Taiwan needs stronger military support from the US, US Representative Randy Forbes said on Tuesday.
He called on Taipei to fully commit to its own defense, but said that the US could do more to help.
Forbes was addressing a discussion at the American Enterprise Institute (AEI) on US strategy in the Asia-Pacific region and the need for greater congressional involvement in the so-called rebalance or pivot.
It might do a “world of good” for the US to make clear that Taiwan is a valid part of the rebalance and is involved, he said, adding that he was “hopeful, but not overly optimistic” that the US would give Taiwan more military support.
“I just don’t see all of the components lined up for it,” he said.
Despite White House assurances to the contrary, the rhetoric of the Asia pivot is increasingly overshadowed by grim budgetary realities in Washington, a statement from AEI said
“Looming sequestration cuts over the next decade have already forced the [US President Barack] Obama administration to scale back its economic, diplomatic and military investments in the Asia-Pacific, exacerbating fears of disrupted trade and rising tensions in the region,” the statement said.
Forbes, chairman of the Seapower Subcommittee of the House of Representatives Armed Services Committee, said that he was spearheading a bipartisan effort for Congress to become more deeply involved in the administration’s pivot.
He wants to clarify congressional responsibility and define a US role in Asia that “convinces US allies that the pivot is more than empty sloganeering.”
He said that he is planning a series of hearings and open and classified briefings for the full committee over the next few months.

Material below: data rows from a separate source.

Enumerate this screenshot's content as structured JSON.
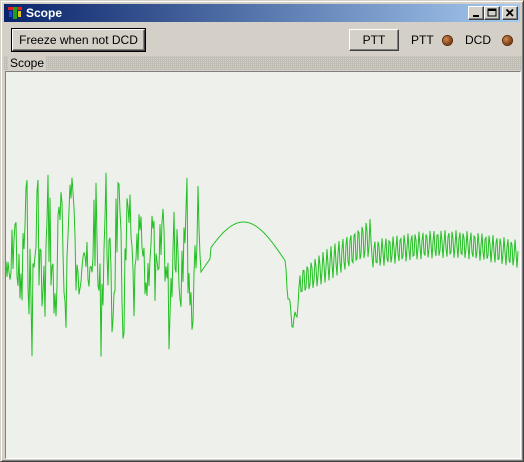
{
  "window": {
    "title": "Scope",
    "title_icon": "app-icon",
    "controls": [
      "minimize-icon",
      "maximize-icon",
      "close-icon"
    ]
  },
  "toolbar": {
    "freeze_label": "Freeze when not DCD",
    "ptt_button_label": "PTT",
    "ptt_indicator_label": "PTT",
    "dcd_indicator_label": "DCD",
    "indicator_color": "#7a3a10"
  },
  "scope": {
    "group_label": "Scope",
    "trace_color": "#22c022",
    "background_color": "#eef0ec"
  }
}
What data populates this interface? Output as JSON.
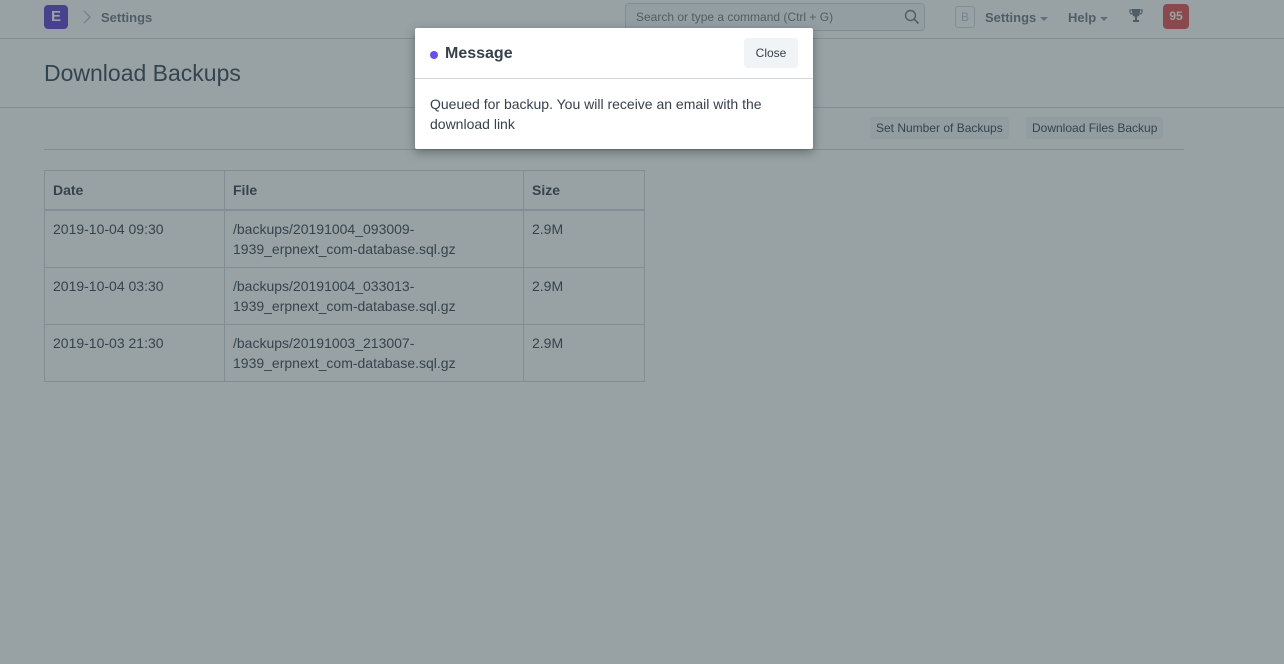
{
  "navbar": {
    "logo_letter": "E",
    "breadcrumb": "Settings",
    "search_placeholder": "Search or type a command (Ctrl + G)",
    "avatar_letter": "B",
    "menus": [
      "Settings",
      "Help"
    ],
    "notification_count": "95",
    "icons": {
      "breadcrumb": "chevron-right-icon",
      "search": "search-icon",
      "trophy": "trophy-icon"
    }
  },
  "page": {
    "title": "Download Backups",
    "toolbar": {
      "set_number_label": "Set Number of Backups",
      "download_files_label": "Download Files Backup"
    }
  },
  "table": {
    "headers": [
      "Date",
      "File",
      "Size"
    ],
    "rows": [
      {
        "date": "2019-10-04 09:30",
        "file_line1": "/backups/20191004_093009-",
        "file_line2": "1939_erpnext_com-database.sql.gz",
        "size": "2.9M"
      },
      {
        "date": "2019-10-04 03:30",
        "file_line1": "/backups/20191004_033013-",
        "file_line2": "1939_erpnext_com-database.sql.gz",
        "size": "2.9M"
      },
      {
        "date": "2019-10-03 21:30",
        "file_line1": "/backups/20191003_213007-",
        "file_line2": "1939_erpnext_com-database.sql.gz",
        "size": "2.9M"
      }
    ]
  },
  "modal": {
    "title": "Message",
    "close_label": "Close",
    "body": "Queued for backup. You will receive an email with the download link",
    "indicator_color": "#6a4ff0"
  },
  "colors": {
    "brand": "#5e3fd1",
    "notification": "#e24c4c"
  }
}
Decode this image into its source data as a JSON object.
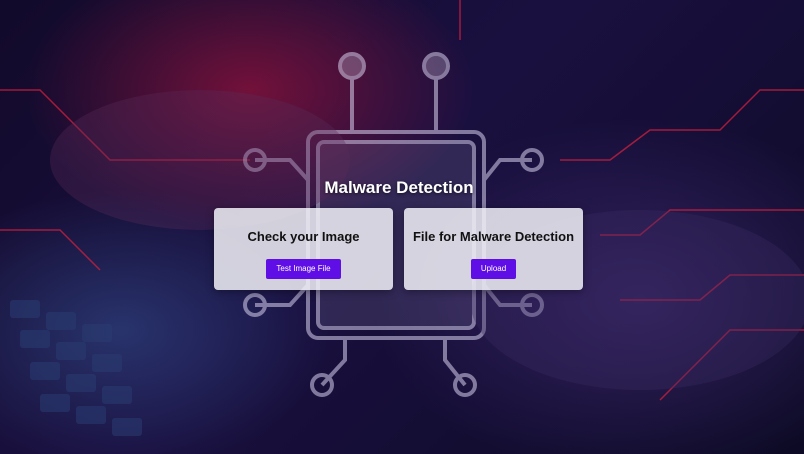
{
  "page": {
    "title": "Malware Detection"
  },
  "cards": [
    {
      "heading": "Check your Image",
      "button_label": "Test Image File"
    },
    {
      "heading": "File for Malware Detection",
      "button_label": "Upload"
    }
  ],
  "colors": {
    "accent": "#5f0fe6",
    "card_background": "#f0f0f6",
    "background": "#1a1040",
    "circuit_red": "#d0203f"
  }
}
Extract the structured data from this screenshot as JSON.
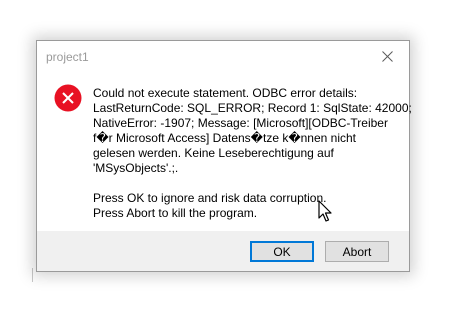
{
  "dialog": {
    "title": "project1",
    "message_lines": [
      "Could not execute statement. ODBC error details:",
      "LastReturnCode: SQL_ERROR; Record 1: SqlState: 42000;",
      "NativeError: -1907; Message: [Microsoft][ODBC-Treiber",
      "f�r Microsoft Access] Datens�tze k�nnen nicht",
      "gelesen werden. Keine Leseberechtigung auf",
      "'MSysObjects'.;."
    ],
    "instruction_lines": [
      "Press OK to ignore and risk data corruption.",
      "Press Abort to kill the program."
    ],
    "buttons": {
      "ok_label": "OK",
      "abort_label": "Abort"
    },
    "icons": {
      "status": "error-icon",
      "close": "close-icon",
      "pointer": "mouse-cursor-icon"
    },
    "colors": {
      "error_red": "#e81123",
      "focus_blue": "#0078d7",
      "footer_bg": "#f0f0f0"
    }
  }
}
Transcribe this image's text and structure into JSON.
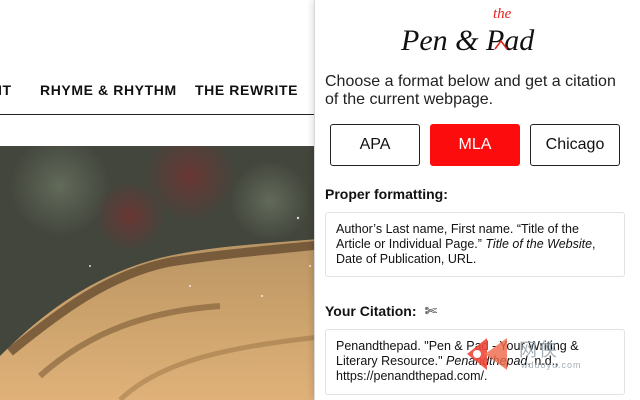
{
  "site": {
    "nav": {
      "partial_item": "IT",
      "rhyme": "RHYME & RHYTHM",
      "rewrite": "THE REWRITE"
    }
  },
  "popup": {
    "logo": {
      "main": "Pen & Pad",
      "the": "the"
    },
    "intro": "Choose a format below and get a citation of the current webpage.",
    "formats": {
      "apa": "APA",
      "mla": "MLA",
      "chicago": "Chicago",
      "selected": "MLA"
    },
    "formatting": {
      "title": "Proper formatting:",
      "part1": "Author’s Last name, First name. “Title of the Article or Individual Page.” ",
      "part2_italic": "Title of the Website",
      "part3": ", Date of Publication, URL."
    },
    "citation": {
      "title": "Your Citation:",
      "icon": "scissors-icon",
      "part1": "Penandthepad. \"Pen & Pad - Your Writing & Literary Resource.\" ",
      "part2_italic": "Penandthepad",
      "part3": ", n.d., https://penandthepad.com/."
    }
  },
  "watermark": {
    "text": "网侠",
    "sub": "wduoyu.com"
  },
  "colors": {
    "accent_red": "#fc0c0c",
    "logo_red": "#e52420"
  }
}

Asked what more Taiwan should do to increase its own defenses, Forbes said that he did not want to comment on the actions other countries should take.
However, he called for an “honest dialogue” with China to include talking about issues that Beijing wants to avoid.
“At the same time, I don’t think we should walk in and say we are only going to talk about the bad things China does,” he said.
“There are some good things and good opportunities, and we can learn from each other,” he said.
Forbes said that disputes in the Asia-Pacific region needed “to be solved in a peaceful manner and not in a military manner.”